Habit and repetition. Get it out of your short term memory, positive habits are one of our greatest assets. Dedicated locations for stuff.

I use Tile to help me find stuff as well. Tile link (app is free, you need to buy the Tile itself):

Keep it in one spot, so you always know where it's at. I fell three stories in 2011 and had a TBI. It helps me.

I had a TBI 3 years ago and at the very beginning I noticed 0 symptoms but now it is as if my mind is covered in mud. I cannot think clearly, my memory has suffered greatly and I feel tons of pains that I have never experienced before. I find that drinking at least 3 liters of water/day, and making myself eat a very well rounded diet (fats, carbs, dark greens, dark berries) and staying warm at all times helps me to feel almost normal. It even helps with my memory (albeit very slightly). I appreciate this thread and ANYTHING I can find that has helped others I am willing to try because, well, I just want to feel like myself again. Good luck to all brain damage sufferers out there!

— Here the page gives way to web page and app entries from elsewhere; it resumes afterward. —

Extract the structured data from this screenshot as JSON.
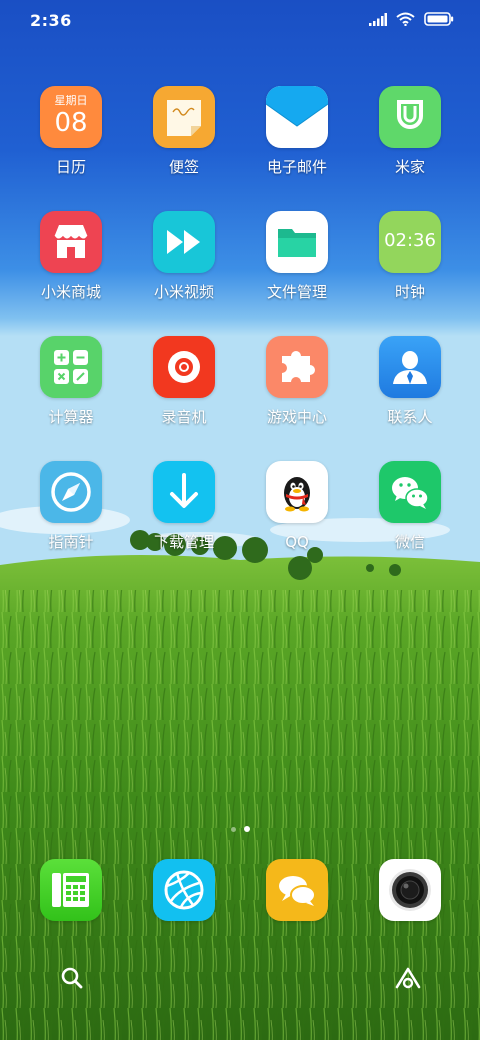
{
  "status_bar": {
    "time": "2:36",
    "icons": [
      "signal-icon",
      "wifi-icon",
      "battery-icon"
    ]
  },
  "apps": [
    {
      "label": "日历",
      "icon": "calendar-icon",
      "color": "#ff8a3d",
      "calendar_day": "星期日",
      "calendar_date": "08"
    },
    {
      "label": "便签",
      "icon": "notes-icon",
      "color": "#f6a832"
    },
    {
      "label": "电子邮件",
      "icon": "email-icon",
      "color": "#ffffff"
    },
    {
      "label": "米家",
      "icon": "mijia-icon",
      "color": "#5fd86a"
    },
    {
      "label": "小米商城",
      "icon": "store-icon",
      "color": "#ee4452"
    },
    {
      "label": "小米视频",
      "icon": "video-icon",
      "color": "#18c6d8"
    },
    {
      "label": "文件管理",
      "icon": "folder-icon",
      "color": "#ffffff"
    },
    {
      "label": "时钟",
      "icon": "clock-icon",
      "color": "#93d65c",
      "clock_text": "02:36"
    },
    {
      "label": "计算器",
      "icon": "calculator-icon",
      "color": "#58d36a"
    },
    {
      "label": "录音机",
      "icon": "recorder-icon",
      "color": "#f2381f"
    },
    {
      "label": "游戏中心",
      "icon": "puzzle-icon",
      "color": "#fb8868"
    },
    {
      "label": "联系人",
      "icon": "contacts-icon",
      "color": "#2f8ff0"
    },
    {
      "label": "指南针",
      "icon": "compass-icon",
      "color": "#4bb7e8"
    },
    {
      "label": "下载管理",
      "icon": "download-icon",
      "color": "#13c2f0"
    },
    {
      "label": "QQ",
      "icon": "qq-penguin-icon",
      "color": "#ffffff"
    },
    {
      "label": "微信",
      "icon": "wechat-icon",
      "color": "#1ec86a"
    }
  ],
  "page_indicator": {
    "pages": 2,
    "active": 2
  },
  "dock": [
    {
      "icon": "phone-icon",
      "color": "#42d12a"
    },
    {
      "icon": "browser-icon",
      "color": "#12c0f0"
    },
    {
      "icon": "messages-icon",
      "color": "#f5b81a"
    },
    {
      "icon": "camera-icon",
      "color": "#ffffff"
    }
  ],
  "bottom_bar": [
    "search-icon",
    "assistant-icon"
  ]
}
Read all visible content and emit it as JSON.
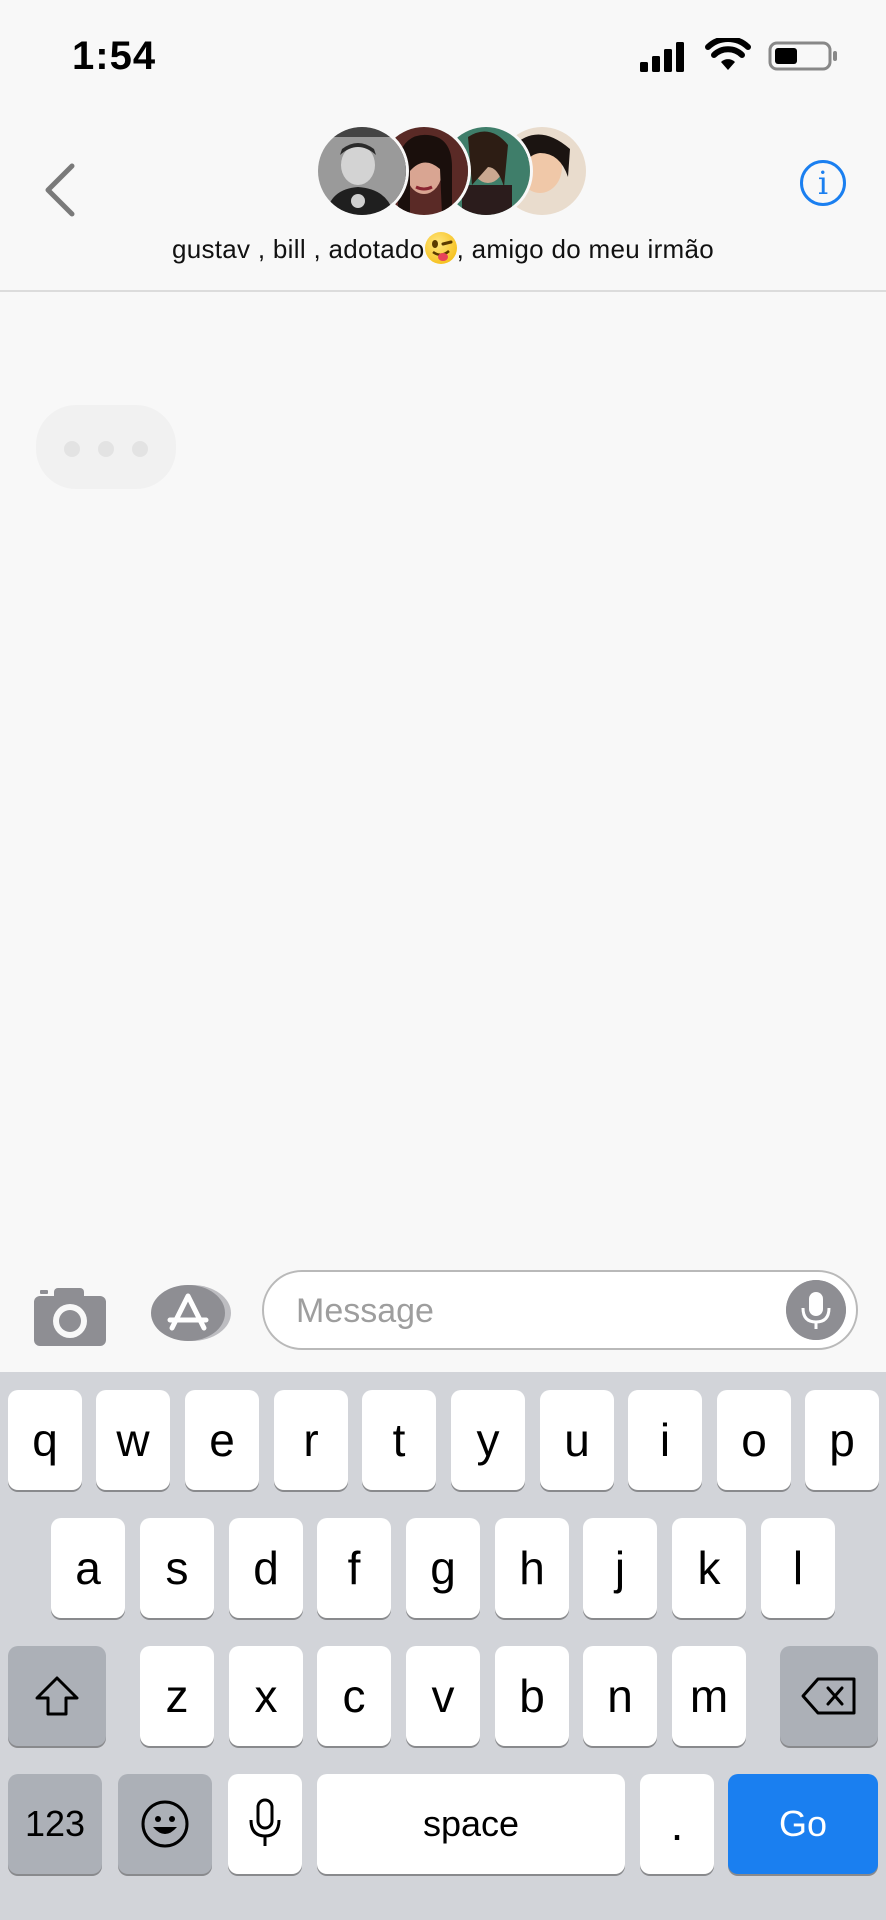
{
  "status": {
    "time": "1:54"
  },
  "header": {
    "title_part1": "gustav , bill , adotado",
    "title_part2": ", amigo do meu irmão",
    "info_label": "i"
  },
  "composer": {
    "placeholder": "Message"
  },
  "keyboard": {
    "row1": [
      "q",
      "w",
      "e",
      "r",
      "t",
      "y",
      "u",
      "i",
      "o",
      "p"
    ],
    "row2": [
      "a",
      "s",
      "d",
      "f",
      "g",
      "h",
      "j",
      "k",
      "l"
    ],
    "row3": [
      "z",
      "x",
      "c",
      "v",
      "b",
      "n",
      "m"
    ],
    "numbers_label": "123",
    "space_label": "space",
    "period_label": ".",
    "go_label": "Go"
  },
  "colors": {
    "accent": "#1a7ff0",
    "background": "#f8f8f8",
    "keyboard": "#d2d4d9"
  }
}
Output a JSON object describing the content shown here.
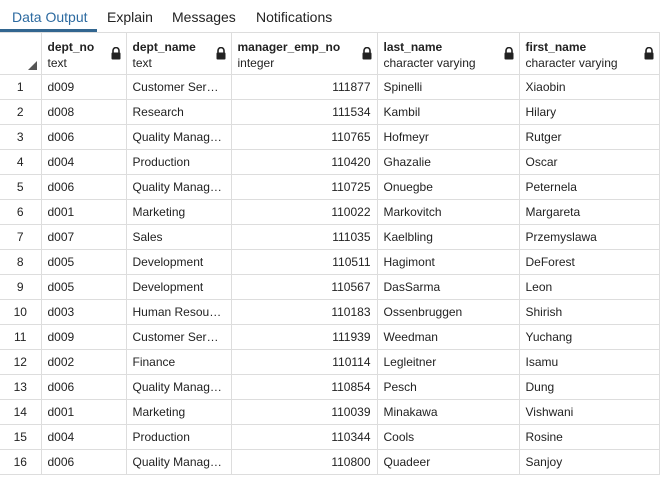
{
  "tabs": [
    {
      "label": "Data Output",
      "active": true
    },
    {
      "label": "Explain",
      "active": false
    },
    {
      "label": "Messages",
      "active": false
    },
    {
      "label": "Notifications",
      "active": false
    }
  ],
  "columns": [
    {
      "name": "dept_no",
      "type": "text"
    },
    {
      "name": "dept_name",
      "type": "text"
    },
    {
      "name": "manager_emp_no",
      "type": "integer"
    },
    {
      "name": "last_name",
      "type": "character varying"
    },
    {
      "name": "first_name",
      "type": "character varying"
    }
  ],
  "rows": [
    {
      "n": "1",
      "dept_no": "d009",
      "dept_name": "Customer Service",
      "manager_emp_no": "111877",
      "last_name": "Spinelli",
      "first_name": "Xiaobin"
    },
    {
      "n": "2",
      "dept_no": "d008",
      "dept_name": "Research",
      "manager_emp_no": "111534",
      "last_name": "Kambil",
      "first_name": "Hilary"
    },
    {
      "n": "3",
      "dept_no": "d006",
      "dept_name": "Quality Management",
      "manager_emp_no": "110765",
      "last_name": "Hofmeyr",
      "first_name": "Rutger"
    },
    {
      "n": "4",
      "dept_no": "d004",
      "dept_name": "Production",
      "manager_emp_no": "110420",
      "last_name": "Ghazalie",
      "first_name": "Oscar"
    },
    {
      "n": "5",
      "dept_no": "d006",
      "dept_name": "Quality Management",
      "manager_emp_no": "110725",
      "last_name": "Onuegbe",
      "first_name": "Peternela"
    },
    {
      "n": "6",
      "dept_no": "d001",
      "dept_name": "Marketing",
      "manager_emp_no": "110022",
      "last_name": "Markovitch",
      "first_name": "Margareta"
    },
    {
      "n": "7",
      "dept_no": "d007",
      "dept_name": "Sales",
      "manager_emp_no": "111035",
      "last_name": "Kaelbling",
      "first_name": "Przemyslawa"
    },
    {
      "n": "8",
      "dept_no": "d005",
      "dept_name": "Development",
      "manager_emp_no": "110511",
      "last_name": "Hagimont",
      "first_name": "DeForest"
    },
    {
      "n": "9",
      "dept_no": "d005",
      "dept_name": "Development",
      "manager_emp_no": "110567",
      "last_name": "DasSarma",
      "first_name": "Leon"
    },
    {
      "n": "10",
      "dept_no": "d003",
      "dept_name": "Human Resources",
      "manager_emp_no": "110183",
      "last_name": "Ossenbruggen",
      "first_name": "Shirish"
    },
    {
      "n": "11",
      "dept_no": "d009",
      "dept_name": "Customer Service",
      "manager_emp_no": "111939",
      "last_name": "Weedman",
      "first_name": "Yuchang"
    },
    {
      "n": "12",
      "dept_no": "d002",
      "dept_name": "Finance",
      "manager_emp_no": "110114",
      "last_name": "Legleitner",
      "first_name": "Isamu"
    },
    {
      "n": "13",
      "dept_no": "d006",
      "dept_name": "Quality Management",
      "manager_emp_no": "110854",
      "last_name": "Pesch",
      "first_name": "Dung"
    },
    {
      "n": "14",
      "dept_no": "d001",
      "dept_name": "Marketing",
      "manager_emp_no": "110039",
      "last_name": "Minakawa",
      "first_name": "Vishwani"
    },
    {
      "n": "15",
      "dept_no": "d004",
      "dept_name": "Production",
      "manager_emp_no": "110344",
      "last_name": "Cools",
      "first_name": "Rosine"
    },
    {
      "n": "16",
      "dept_no": "d006",
      "dept_name": "Quality Management",
      "manager_emp_no": "110800",
      "last_name": "Quadeer",
      "first_name": "Sanjoy"
    }
  ]
}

I recommend learning to "think" differently. Try to teach or allow your brain to create new pathways to retrieve and process information. Focusing though intensively or forcing things to the surface will hurt. If I'm having a hard time I make games of loosely remembering early life events and a number of times my brain will open and retrieve the passive thought of what I want to remember.

what if memory is still a 'Real' crucial deficit after 9 and a half years
are there any things that can help -OR- am i just suppose to give up hope... Finally!

I am with you Tyler. I had an almost fatal brain aneurysm ten years ago. My memory has improved some, but not enough to work or even live on my own. I get depressed sometimes. Before my tbi, I was a financial advisor with a busy and active life. Thank God I have a faithful and caring husband who takes care of me. It feels unfair to him sometimes, but I don't know what to do about it.

Have you looked into hyperbaric treatment ? The studies have shown that even many years after a concussion it can still help. Last I looked it was 5 days a week, 1 hour a day, for 8 weeks. Not cheap , but the results are very promising.

There are places that will rent portable hbot chambers. Much more economical.

I too have had a head injury. And like you, it was years ago. I have recently started to learn a musical instrument and study Spanish. My memory is awful! I am beginning to think it may have something to do with my long-a-go concussion. Please share with me any idea's sent your way.

And make sure you eat frequently. An injured brains burns more calories because it is not operating efficiently. I find that, at 4 years out, if I'm having issues, stopping to eat often solves a lot of the problems I'm having.

One thing that happened to me years ago after the first brain damage of long term addiction was an inability to read a note or reminder and actually convert it to anything relating to me. 

I ended up with a numerical technique which worked for years until my 2014 sepsis and coma. Now I most certainly cannot use reminder notes in any form. They overwhelm me but the numerical trick is not working as well as it did. Not sure what I am going to develop. I am in the process of minimizing all obligations and appointments etc.

Many years ago, I noticed that if I forgot what I was retrieving, if I rotated my dominant hand (in at eye level, out just above frontal lobe) in quick, successive circles my memory popped out. Recently, gesture and memory has been researched

(Using actions to enhance memory: effects of enactment, gestures, and exercise on human memory. Christopher R. Madan and Anthony Singhal. Front Psychol. 2012; 3: 507. Published online 2012 Nov 19. doi:  10.3389/fpsyg.2012.00507.).

I notice that diet as well as activity is helpful. I notice when I eat more "brain foods" things are noticeably easier, additionally when I play fun but challenging games like sudoku, hidden object games, or lumosity, everything works a little better in my brain. Including mood.